Adam Levine might have peaced-out of The Voice after 16 seasons, but that doesn’t mean he’s done raking in cash from the small screen just yet. Tuesday (May 18) night saw the premiere of Songland, a spanking new NBC series executive-produced by such music industry vets as Levine and Dave Stewart (of the Eurythmics).
Unlike The Voice and American Idol, Songland aims to shine the spotlight on budding songwriters, who compete each week for the chance to have a different pop luminary record the song they present to a panel of hit-making producers. (And since we’re all just trucking along in a lightning fast world, said song is already recorded and slapped on iTunes by the time the episode winds to a close.) Also unlike The Voice and Idol, no indication is given that there’ll be any bigger, season-long competition component, which means it’s unclear if we’ll see this week’s winner on the show again after this episode wraps.
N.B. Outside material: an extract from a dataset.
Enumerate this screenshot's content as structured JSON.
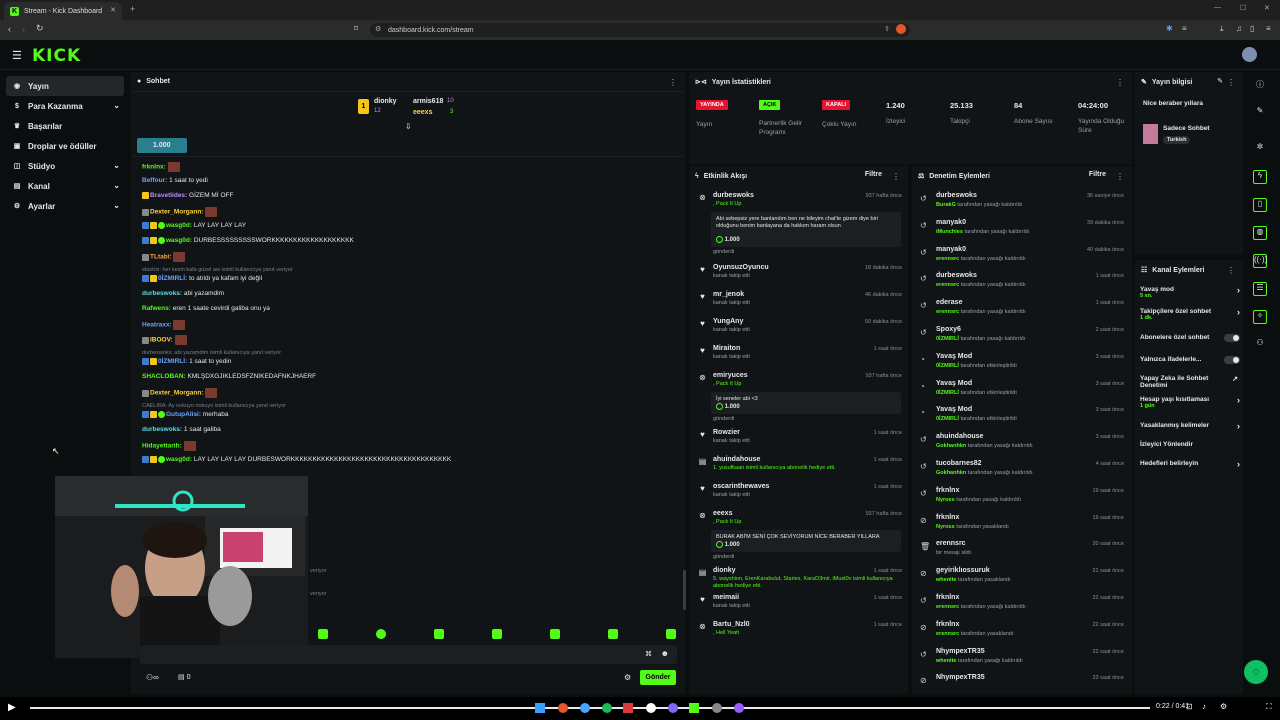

On this first episode, EGOT winner John Legend is hoping to hear his next smash-a-roo, while seated next to recent Grammy winner Shane McAnally (Kasey Musgraves, Sam Hunt), “Firework” and “Super Bass” writer Ester Dean, and Ryan Tedder, the OneRepublic songwriter/producer currently riding the airwaves with his Jonas Brothers composition “Sucker.” They’re all presented with with a succession of four aspiring songwriters who belt out their individual offerings, backed by the Songland house band, in the hopes of hooking Legend’s ear. When and how did producers find these hopeful wordsmiths? It’s never really explained, and so we just roll with it.
At a quick pace, we meet: Max Embers, a German who comes in packing his whimsical mid-tempo pop number “Back Home”; Tebby Burrows, who hails from the Bahamas by way of Miami, and lights up the room with her inspiring, island-influenced cut “We Need Love”; Sam James, a gent from Nashville who unsurprisingly has a pretty solid country tune, “Shinedown,” up for grabs; and Louisiana crooner Ollie Gabriel, an old soul with an 1960s-influenced R&B ballad called “Something New.”
What proceeds to happen after each song is laid out in front of the panel is Legend, McAnally, Dean and Tedder jumping in and seemingly one-upping each other — and, at times, talking over each other — with how they would rearrange the melody, rewrite certain lines in the chorus, and/or change the pacing altogether. It’s cat-nip fodder for pop nerds, perhaps, but questionable content of interest, one would think, for the average television viewer.
Before bells and whistles can be added to each tune, John has his first decision to make. He’s got four songwriters to choose from, but only three sitting producers to pair them up with. And since John Legend isn’t even a little bit country, it’s sayonara to Sam James.
From there, Shane and Tebby hit the studio to rework the latter’s bright and slightly-preachy “We Need Love” into a stunning acoustic ballad. The song is unrecognizable once Tebby presents it once more to John, but it’s all the more radio-friendly for the made changes. My first thought upon this one listen: I would play the hell out of this.
Meanwhile, Ryan slices and dices Max’s “Back Home” by switching the title to “Lookin’ Up” and speeding the tempo so as to stand out more, as their competition consists of two ballads. It’s a risky move. The resulting track sounds like a straight-up pop hit, but John Legend isn’t a straight-up pop kinda guy. Maybe stick that one in the hopper for OneRepublic, Ryan.
Ollie’s “Something New” came in the door already sounding like a John Legend-ready track, so Ester doesn’t do too much in the way of rearrangement in the studio. Honestly, this seems like the obvious choice. But when has any reality competition series worth its salt done the obvious?
John ultimately decides to pick the song that’s made “the biggest journey from where it was to where it is now.” That means Tebby’s “We Need Love” is the first night’s winner.
And just like magic, as the end credits begin to roll, “We Need Love” is up for grabs on iTunes. Bravo for instant gratification, Songland.